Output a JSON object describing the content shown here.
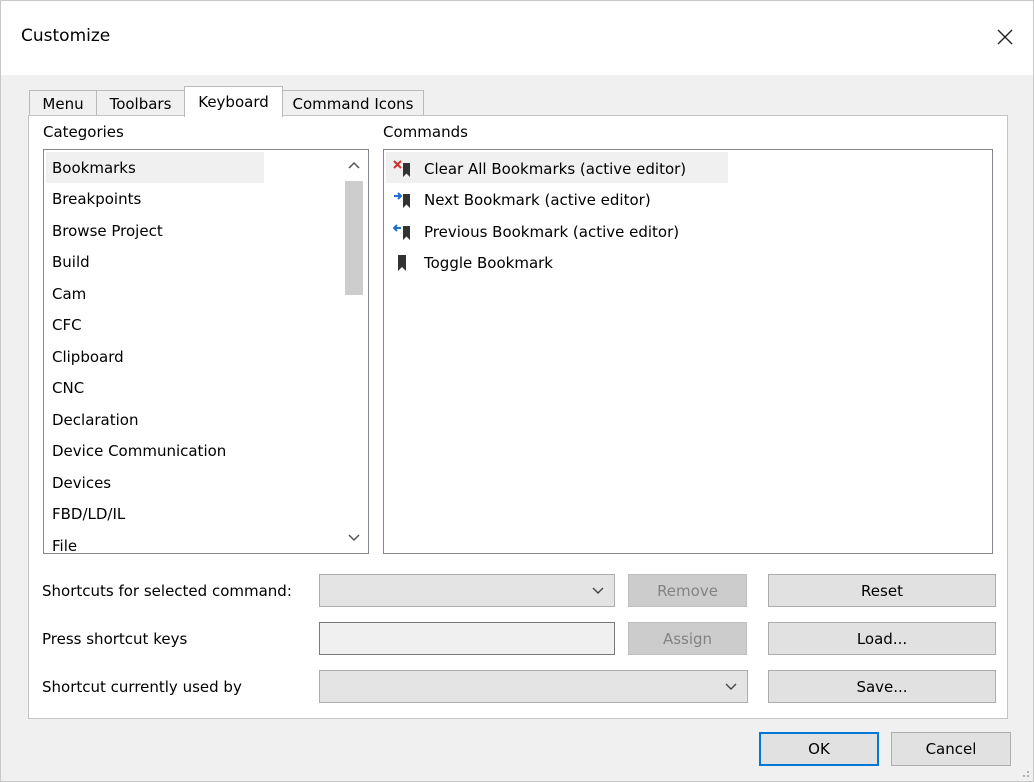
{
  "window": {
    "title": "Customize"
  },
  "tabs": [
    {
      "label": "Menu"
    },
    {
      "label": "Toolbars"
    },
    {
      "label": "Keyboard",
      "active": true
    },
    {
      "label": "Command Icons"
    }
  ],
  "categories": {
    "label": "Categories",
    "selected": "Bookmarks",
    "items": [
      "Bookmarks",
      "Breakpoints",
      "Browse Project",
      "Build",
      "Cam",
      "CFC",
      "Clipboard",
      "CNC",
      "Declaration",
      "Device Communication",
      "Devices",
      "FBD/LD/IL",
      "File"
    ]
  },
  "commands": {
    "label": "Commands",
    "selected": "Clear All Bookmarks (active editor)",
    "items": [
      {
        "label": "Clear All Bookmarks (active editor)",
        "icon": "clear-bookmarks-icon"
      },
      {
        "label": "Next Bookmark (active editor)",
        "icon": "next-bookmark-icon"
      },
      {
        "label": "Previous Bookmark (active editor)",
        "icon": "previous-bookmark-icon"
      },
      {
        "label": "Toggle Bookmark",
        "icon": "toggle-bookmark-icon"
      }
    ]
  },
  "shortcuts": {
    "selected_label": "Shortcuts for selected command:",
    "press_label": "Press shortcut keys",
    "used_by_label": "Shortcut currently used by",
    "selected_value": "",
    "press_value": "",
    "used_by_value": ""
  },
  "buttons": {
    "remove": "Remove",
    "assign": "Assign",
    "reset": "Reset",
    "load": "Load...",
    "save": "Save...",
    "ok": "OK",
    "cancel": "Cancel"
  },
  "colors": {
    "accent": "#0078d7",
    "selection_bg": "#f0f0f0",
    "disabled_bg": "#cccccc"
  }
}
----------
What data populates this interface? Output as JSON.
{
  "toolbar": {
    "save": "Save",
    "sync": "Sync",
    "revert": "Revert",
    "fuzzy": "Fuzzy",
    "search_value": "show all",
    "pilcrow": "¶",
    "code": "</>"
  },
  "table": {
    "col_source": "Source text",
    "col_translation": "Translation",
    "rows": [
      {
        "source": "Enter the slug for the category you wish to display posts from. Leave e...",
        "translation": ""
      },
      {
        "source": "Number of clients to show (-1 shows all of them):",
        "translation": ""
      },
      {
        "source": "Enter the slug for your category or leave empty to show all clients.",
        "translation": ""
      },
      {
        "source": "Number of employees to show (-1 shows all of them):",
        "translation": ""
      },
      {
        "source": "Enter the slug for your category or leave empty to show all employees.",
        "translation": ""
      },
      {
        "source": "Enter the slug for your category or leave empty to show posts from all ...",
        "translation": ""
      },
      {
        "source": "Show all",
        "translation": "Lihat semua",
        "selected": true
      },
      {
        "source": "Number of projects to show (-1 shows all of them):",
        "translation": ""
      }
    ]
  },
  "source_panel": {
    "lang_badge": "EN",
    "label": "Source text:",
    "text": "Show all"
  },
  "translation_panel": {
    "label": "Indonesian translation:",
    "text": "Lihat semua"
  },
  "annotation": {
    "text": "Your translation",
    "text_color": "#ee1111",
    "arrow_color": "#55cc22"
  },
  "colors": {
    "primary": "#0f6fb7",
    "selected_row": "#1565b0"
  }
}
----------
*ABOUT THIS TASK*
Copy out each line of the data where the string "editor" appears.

*RESPONSE TO THIS TASK*
    "selected": "Clear All Bookmarks (active editor)",
        "label": "Clear All Bookmarks (active editor)",
        "label": "Next Bookmark (active editor)",
        "label": "Previous Bookmark (active editor)",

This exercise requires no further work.